Immigration is an enduring feature of Western societies: there have always been powerful forces that push and pull people across international borders. Yet each new wave of immigrants is often perceived as a source of anxiety and insecurity by native-born residents of the host society, who worry about the extent to which immigrants are able or willing to integrate, and about the social impact of cultural or religious differences. In the past, faced with these anxieties, Western states have often adopted exclusionary andor assimilationist policies towards immigrants. States denied entry or naturalization to those immigrants who were perceived as unable or unwilling to assimilate, and anyone seeking citizenship was expected and sometimes even required to renounce or hide their earlier ethnic identities. Yet since the 1960s, a different approach has emerged in some Western countries, in which assimilation is renounced as a goal, and integration is seen as compatible with maintaining and publicly expressing an ethnic identity. People can participate in society through membership in immigrant ethnic communities, which are seen as legitimate social and political actors that are worthy of support and consultation.
Our MCP Index for Immigrant Minorities is intended to track the extent of this multicultural shift over the past three decades, by examining the adoption of the following eight policies:
This is not an exhaustive list of every possible form of public policy intended to recognize or accommodate immigrant groups. However, we believe that this list captures core elements of the `multiculturalist turn’ in relation to such groups.
Whereas the multicultural turn in relation to national minorities and indigenous peoples is now widely accepted, multiculturalism in relation to immigrants remains highly contested, and some commentators argue that is now subject to full-scale backlash and retreat. The country scores in our Index, however, suggest that the multicultural turn has been surprisingly resilient.
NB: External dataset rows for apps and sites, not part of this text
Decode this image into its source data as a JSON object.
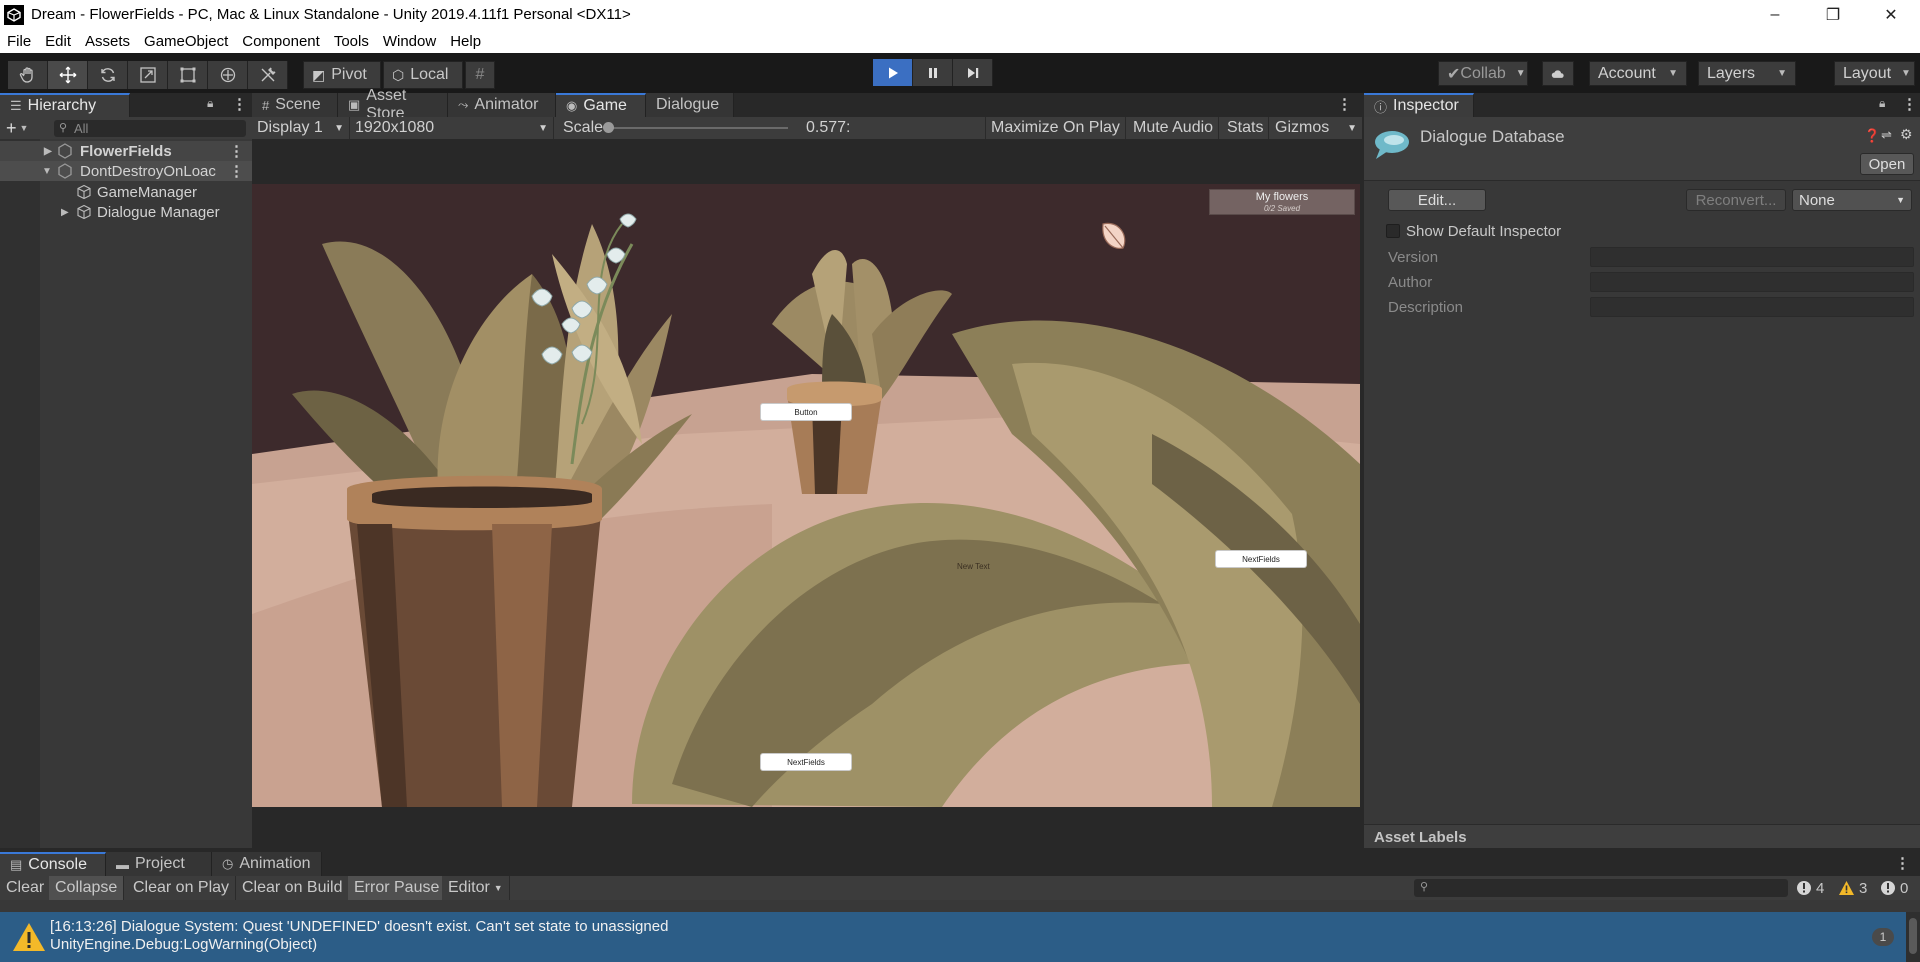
{
  "window": {
    "title": "Dream - FlowerFields - PC, Mac & Linux Standalone - Unity 2019.4.11f1 Personal <DX11>",
    "controls": [
      "–",
      "❐",
      "✕"
    ]
  },
  "menu": [
    "File",
    "Edit",
    "Assets",
    "GameObject",
    "Component",
    "Tools",
    "Window",
    "Help"
  ],
  "toolbar": {
    "pivot_label": "Pivot",
    "local_label": "Local",
    "collab_label": "Collab",
    "account_label": "Account",
    "layers_label": "Layers",
    "layout_label": "Layout"
  },
  "hierarchy": {
    "tab_label": "Hierarchy",
    "search_placeholder": "All",
    "rows": [
      {
        "label": "FlowerFields"
      },
      {
        "label": "DontDestroyOnLoac"
      },
      {
        "label": "GameManager"
      },
      {
        "label": "Dialogue Manager"
      }
    ]
  },
  "center_tabs": [
    {
      "label": "Scene",
      "icon": "hash-icon"
    },
    {
      "label": "Asset Store",
      "icon": "bag-icon"
    },
    {
      "label": "Animator",
      "icon": "animator-icon"
    },
    {
      "label": "Game",
      "icon": "gamepad-icon"
    },
    {
      "label": "Dialogue",
      "icon": ""
    }
  ],
  "game_toolbar": {
    "display": "Display 1",
    "resolution": "1920x1080",
    "scale_label": "Scale",
    "scale_value": "0.577:",
    "maximize": "Maximize On Play",
    "mute": "Mute Audio",
    "stats": "Stats",
    "gizmos": "Gizmos"
  },
  "game_ui": {
    "button_label": "Button",
    "next_fields_right": "NextFields",
    "next_fields_bottom": "NextFields",
    "new_text": "New Text",
    "my_flowers_title": "My flowers",
    "my_flowers_sub": "0/2 Saved"
  },
  "inspector": {
    "tab_label": "Inspector",
    "object_title": "Dialogue Database",
    "open_button": "Open",
    "edit_button": "Edit...",
    "reconvert_button": "Reconvert...",
    "none_dropdown": "None",
    "show_default_label": "Show Default Inspector",
    "fields": [
      "Version",
      "Author",
      "Description"
    ],
    "asset_labels": "Asset Labels"
  },
  "console": {
    "tabs": [
      {
        "label": "Console",
        "icon": "console-icon"
      },
      {
        "label": "Project",
        "icon": "folder-icon"
      },
      {
        "label": "Animation",
        "icon": "clock-icon"
      }
    ],
    "buttons": [
      "Clear",
      "Collapse",
      "Clear on Play",
      "Clear on Build",
      "Error Pause",
      "Editor"
    ],
    "info_count": "4",
    "warn_count": "3",
    "error_count": "0",
    "log_line1": "[16:13:26] Dialogue System: Quest 'UNDEFINED' doesn't exist. Can't set state to unassigned",
    "log_line2": "UnityEngine.Debug:LogWarning(Object)",
    "log_count": "1"
  },
  "colors": {
    "accent": "#3a79d8",
    "play_active": "#3b6fc2",
    "log_highlight": "#2c5d87",
    "warning": "#f3b929"
  }
}
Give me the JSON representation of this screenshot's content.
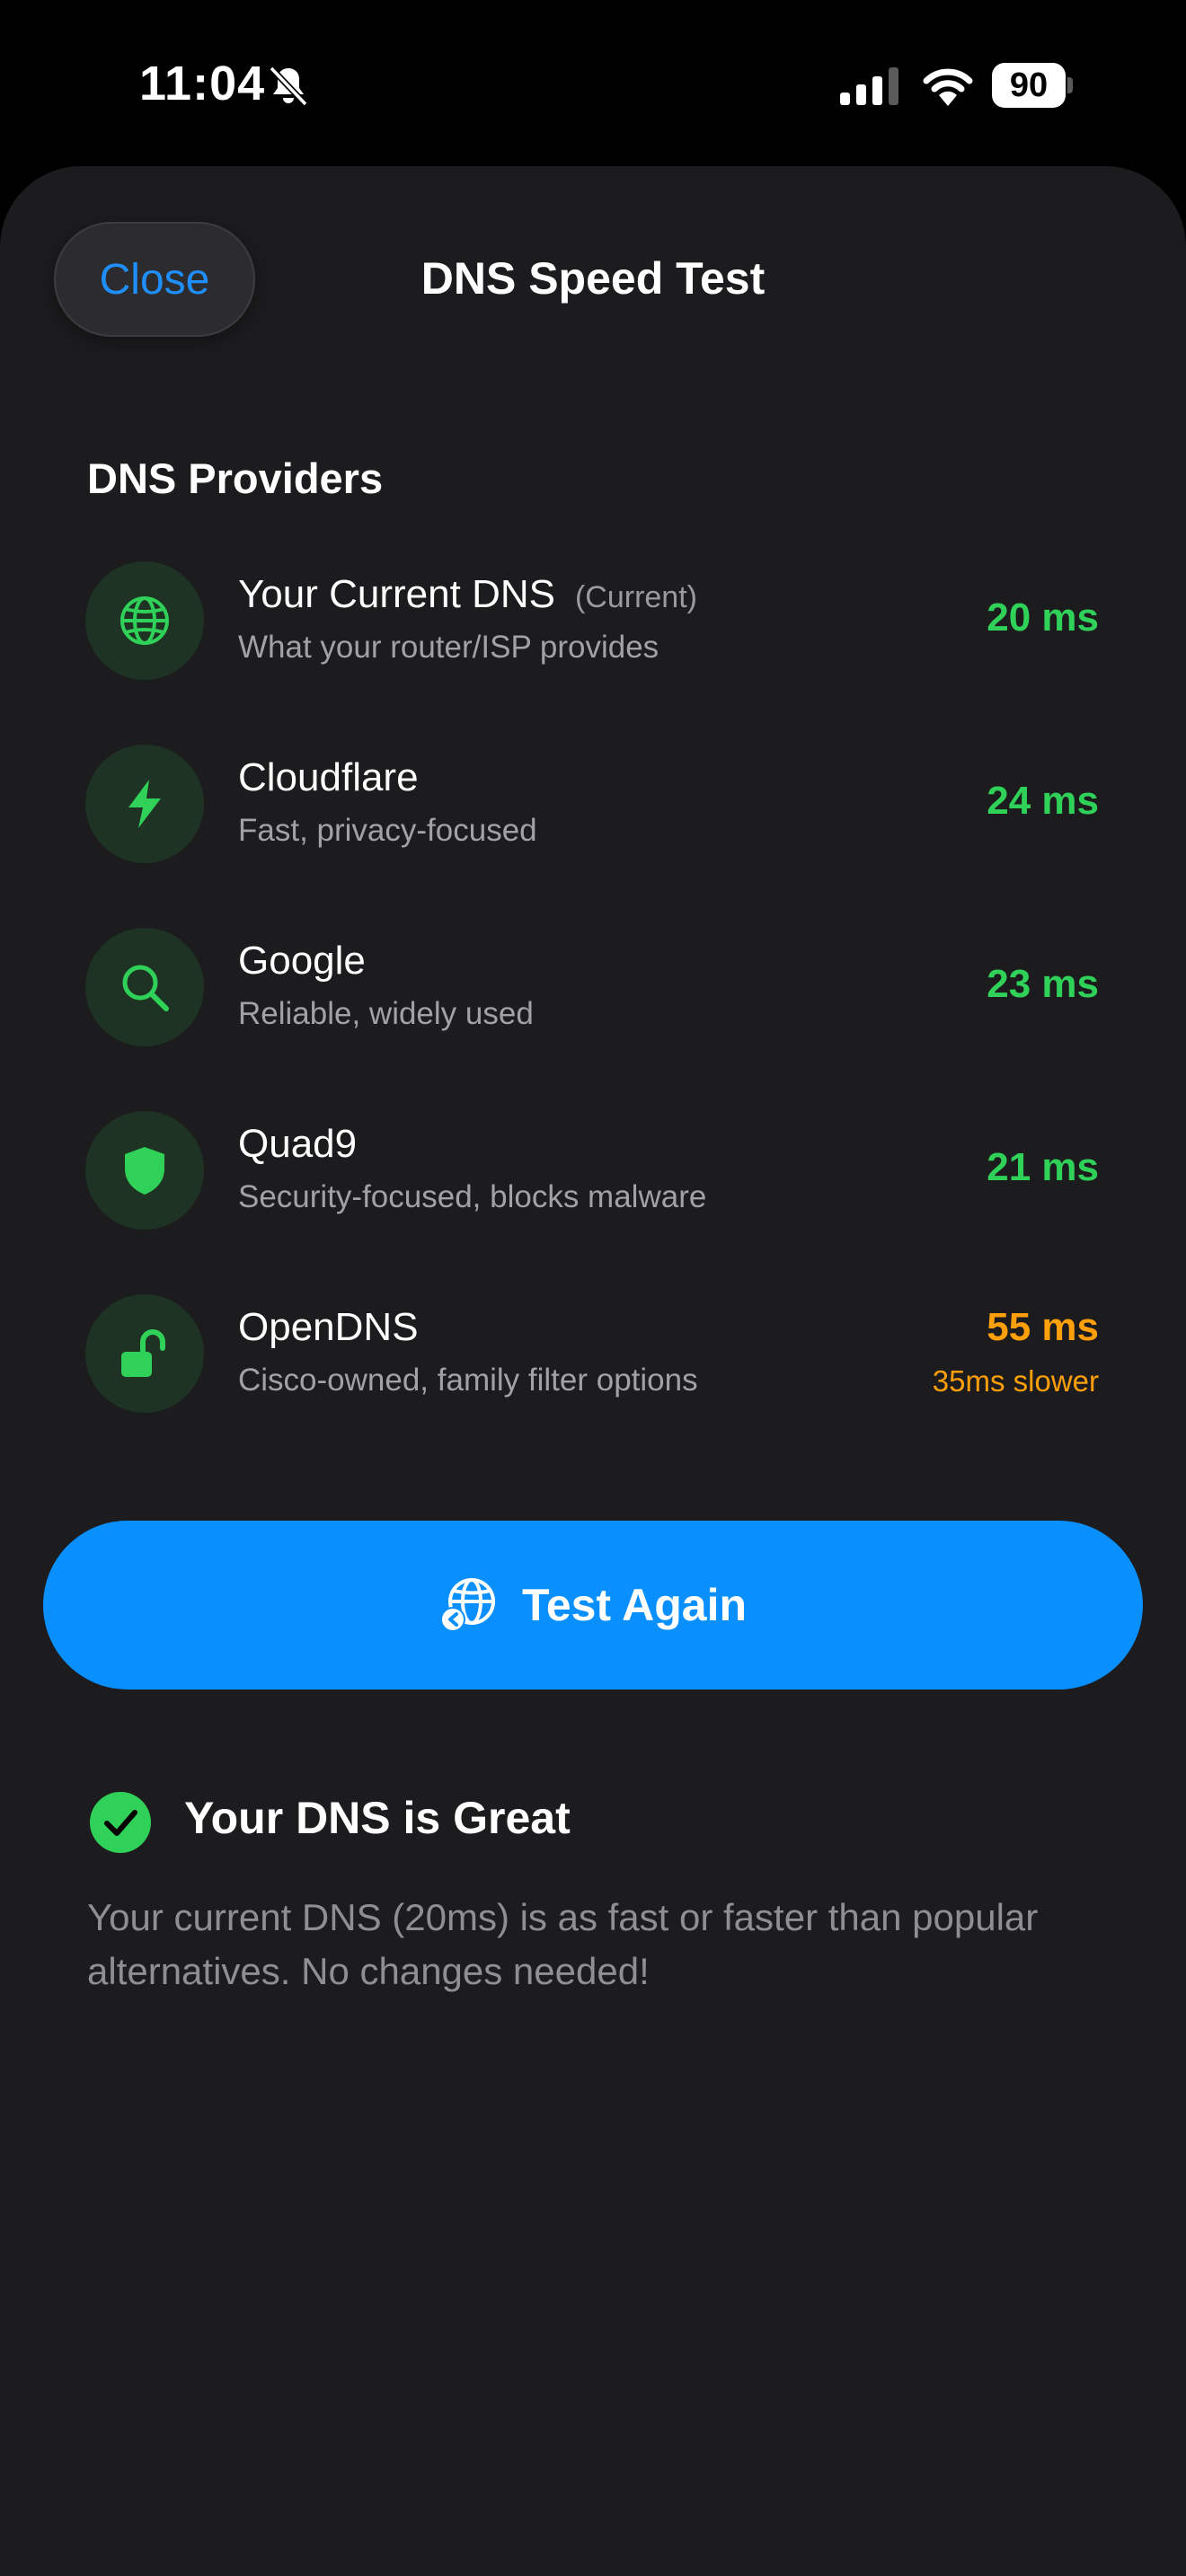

There is considerable variation across times and across countries in the strength of these policies, but as with indigenous peoples and national minorities, the basic trend line is one of consistent increase in the average score of Western democracies from 1980 to 2000 to 2010. There are important exceptions, including some high-profile retreats. But these are more than offset by increases in MCPs in other countries.